 by AWR HAWKINS 

Two U.K. politicians have called out the BBC for interviewing an Islamic cleric who refuses to condemn Wednesday’s grisly terror attack where two men beheaded a British soldier.

The Guardian is reporting that Foreign Office minister Baroness Warsi and shadow defense secretary Jim Murphy are speaking critically of the airtime the BBC and Channel 4 have given radical cleric Anjem Choudary in the wake of the Woolwich attack.

Choudary, “who has been an outspoken critic of British military involvement in Iraq and Afghanistan,” knew Woolwich attacker Michael Adebolajo when he converted from Christianity to Islam in 2003. Choudary allegedly impacted Adebolajo’s ideology and reported that Adebolajo changed his name to “Mujahid” upon converting.

To date, Choudary has “refused to condemn the [Woolwich] killing.”

Warsi believes Choudary and his anti-British military ideology have received too much airtime.
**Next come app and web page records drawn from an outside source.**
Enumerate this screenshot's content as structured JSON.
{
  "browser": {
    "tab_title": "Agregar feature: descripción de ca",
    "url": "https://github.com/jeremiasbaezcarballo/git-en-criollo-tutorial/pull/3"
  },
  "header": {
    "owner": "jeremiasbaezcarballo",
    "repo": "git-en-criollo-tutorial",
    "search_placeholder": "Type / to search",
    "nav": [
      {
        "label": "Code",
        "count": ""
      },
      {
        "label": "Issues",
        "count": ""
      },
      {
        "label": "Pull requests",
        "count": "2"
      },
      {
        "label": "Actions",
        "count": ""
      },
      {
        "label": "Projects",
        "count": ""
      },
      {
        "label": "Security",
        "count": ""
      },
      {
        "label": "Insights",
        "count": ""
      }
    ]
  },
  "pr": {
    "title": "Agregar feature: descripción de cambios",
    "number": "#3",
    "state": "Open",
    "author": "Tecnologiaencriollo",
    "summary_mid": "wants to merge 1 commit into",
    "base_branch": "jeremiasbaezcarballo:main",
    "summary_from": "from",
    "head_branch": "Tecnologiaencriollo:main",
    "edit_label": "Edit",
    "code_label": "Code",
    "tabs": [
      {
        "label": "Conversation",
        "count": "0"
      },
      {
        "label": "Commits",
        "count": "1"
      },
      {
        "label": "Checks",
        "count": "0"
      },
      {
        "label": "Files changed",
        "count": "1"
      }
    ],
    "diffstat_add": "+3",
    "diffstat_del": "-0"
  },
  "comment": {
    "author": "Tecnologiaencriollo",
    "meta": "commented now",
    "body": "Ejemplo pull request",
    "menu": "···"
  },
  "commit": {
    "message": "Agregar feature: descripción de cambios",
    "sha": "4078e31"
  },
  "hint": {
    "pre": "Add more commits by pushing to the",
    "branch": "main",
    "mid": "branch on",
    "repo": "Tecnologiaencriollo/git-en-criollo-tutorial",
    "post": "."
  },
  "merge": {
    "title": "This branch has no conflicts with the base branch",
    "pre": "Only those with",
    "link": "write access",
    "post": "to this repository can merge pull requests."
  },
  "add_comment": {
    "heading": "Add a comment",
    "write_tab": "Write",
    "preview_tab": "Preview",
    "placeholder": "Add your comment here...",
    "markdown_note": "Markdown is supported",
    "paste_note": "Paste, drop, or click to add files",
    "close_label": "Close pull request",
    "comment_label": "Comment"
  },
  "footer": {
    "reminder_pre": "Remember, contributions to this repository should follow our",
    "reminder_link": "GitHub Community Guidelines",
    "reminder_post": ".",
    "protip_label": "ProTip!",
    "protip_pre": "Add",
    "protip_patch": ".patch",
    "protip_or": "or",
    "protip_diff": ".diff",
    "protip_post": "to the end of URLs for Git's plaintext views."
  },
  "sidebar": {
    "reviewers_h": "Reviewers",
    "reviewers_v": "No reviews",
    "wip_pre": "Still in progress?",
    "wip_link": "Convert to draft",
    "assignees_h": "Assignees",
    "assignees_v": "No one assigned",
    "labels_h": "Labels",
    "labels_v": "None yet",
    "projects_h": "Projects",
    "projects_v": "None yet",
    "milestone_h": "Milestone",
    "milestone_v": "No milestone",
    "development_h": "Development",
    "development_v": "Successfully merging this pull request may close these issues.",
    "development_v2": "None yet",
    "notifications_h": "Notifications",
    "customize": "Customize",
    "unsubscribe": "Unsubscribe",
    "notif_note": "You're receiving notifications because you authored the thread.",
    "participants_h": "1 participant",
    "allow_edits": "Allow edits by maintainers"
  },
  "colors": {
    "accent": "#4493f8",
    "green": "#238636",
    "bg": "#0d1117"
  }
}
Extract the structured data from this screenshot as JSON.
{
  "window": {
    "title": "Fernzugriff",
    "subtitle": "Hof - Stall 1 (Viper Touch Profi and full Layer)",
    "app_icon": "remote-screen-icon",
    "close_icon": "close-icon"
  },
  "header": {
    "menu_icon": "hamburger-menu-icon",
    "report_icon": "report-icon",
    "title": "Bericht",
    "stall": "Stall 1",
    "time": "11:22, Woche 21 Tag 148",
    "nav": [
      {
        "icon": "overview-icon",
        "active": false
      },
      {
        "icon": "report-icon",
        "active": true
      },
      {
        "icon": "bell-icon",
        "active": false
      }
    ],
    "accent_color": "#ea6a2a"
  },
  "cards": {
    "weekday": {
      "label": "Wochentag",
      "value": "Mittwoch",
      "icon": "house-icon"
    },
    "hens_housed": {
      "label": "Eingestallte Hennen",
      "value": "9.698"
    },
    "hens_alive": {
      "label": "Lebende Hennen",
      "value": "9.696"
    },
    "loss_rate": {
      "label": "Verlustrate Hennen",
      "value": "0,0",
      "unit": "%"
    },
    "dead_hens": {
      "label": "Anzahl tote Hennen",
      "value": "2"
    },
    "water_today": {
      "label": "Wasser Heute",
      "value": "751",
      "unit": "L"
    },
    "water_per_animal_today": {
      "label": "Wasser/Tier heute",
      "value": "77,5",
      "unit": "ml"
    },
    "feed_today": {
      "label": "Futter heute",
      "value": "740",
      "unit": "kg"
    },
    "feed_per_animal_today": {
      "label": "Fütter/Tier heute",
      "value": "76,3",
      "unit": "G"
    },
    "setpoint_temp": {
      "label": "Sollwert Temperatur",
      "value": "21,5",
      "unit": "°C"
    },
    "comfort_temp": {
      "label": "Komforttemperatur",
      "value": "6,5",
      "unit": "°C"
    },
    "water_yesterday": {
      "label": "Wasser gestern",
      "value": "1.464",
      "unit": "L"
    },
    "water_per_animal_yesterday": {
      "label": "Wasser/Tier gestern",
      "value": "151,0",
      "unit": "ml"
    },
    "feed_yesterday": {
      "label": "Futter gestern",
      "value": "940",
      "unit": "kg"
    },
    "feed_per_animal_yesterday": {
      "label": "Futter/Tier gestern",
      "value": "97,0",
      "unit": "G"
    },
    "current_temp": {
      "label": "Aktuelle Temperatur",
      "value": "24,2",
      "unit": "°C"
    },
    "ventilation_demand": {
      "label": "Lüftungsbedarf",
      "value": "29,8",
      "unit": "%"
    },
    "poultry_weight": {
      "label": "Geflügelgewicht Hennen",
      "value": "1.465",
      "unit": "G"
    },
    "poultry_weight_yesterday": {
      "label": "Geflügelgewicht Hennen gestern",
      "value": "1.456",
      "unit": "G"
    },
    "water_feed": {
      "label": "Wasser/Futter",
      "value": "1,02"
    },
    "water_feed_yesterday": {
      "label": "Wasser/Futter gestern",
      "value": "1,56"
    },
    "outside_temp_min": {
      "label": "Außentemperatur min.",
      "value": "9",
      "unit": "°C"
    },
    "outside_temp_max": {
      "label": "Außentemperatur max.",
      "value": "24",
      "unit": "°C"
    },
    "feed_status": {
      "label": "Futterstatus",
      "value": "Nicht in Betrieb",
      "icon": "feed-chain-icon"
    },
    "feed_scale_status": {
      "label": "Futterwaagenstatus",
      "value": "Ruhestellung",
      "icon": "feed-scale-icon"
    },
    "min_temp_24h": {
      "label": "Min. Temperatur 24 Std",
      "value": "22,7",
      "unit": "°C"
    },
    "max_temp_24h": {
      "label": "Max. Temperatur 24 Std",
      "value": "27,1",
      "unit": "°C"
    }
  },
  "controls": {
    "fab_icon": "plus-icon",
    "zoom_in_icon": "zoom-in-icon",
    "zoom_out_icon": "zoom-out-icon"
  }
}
Speaking on May 23, she said, “We all have a responsibility, including the media, not to give airtime to extremist voices–idiots and nutters who speak for no one but themselves.”

Murphy pointedly criticized the BBC’s decision to give Choudary airtime by tweeting, “Banned by France but welcome on Newsnight. A mistake of the BBC to invite Choudary on the telly tonight.”

The BBC has defended its decision to have Choudary on air. Channel 4 is refusing 

via BBC Under Fire for Giving Radical Cleric Airtime After Woolwich Attack.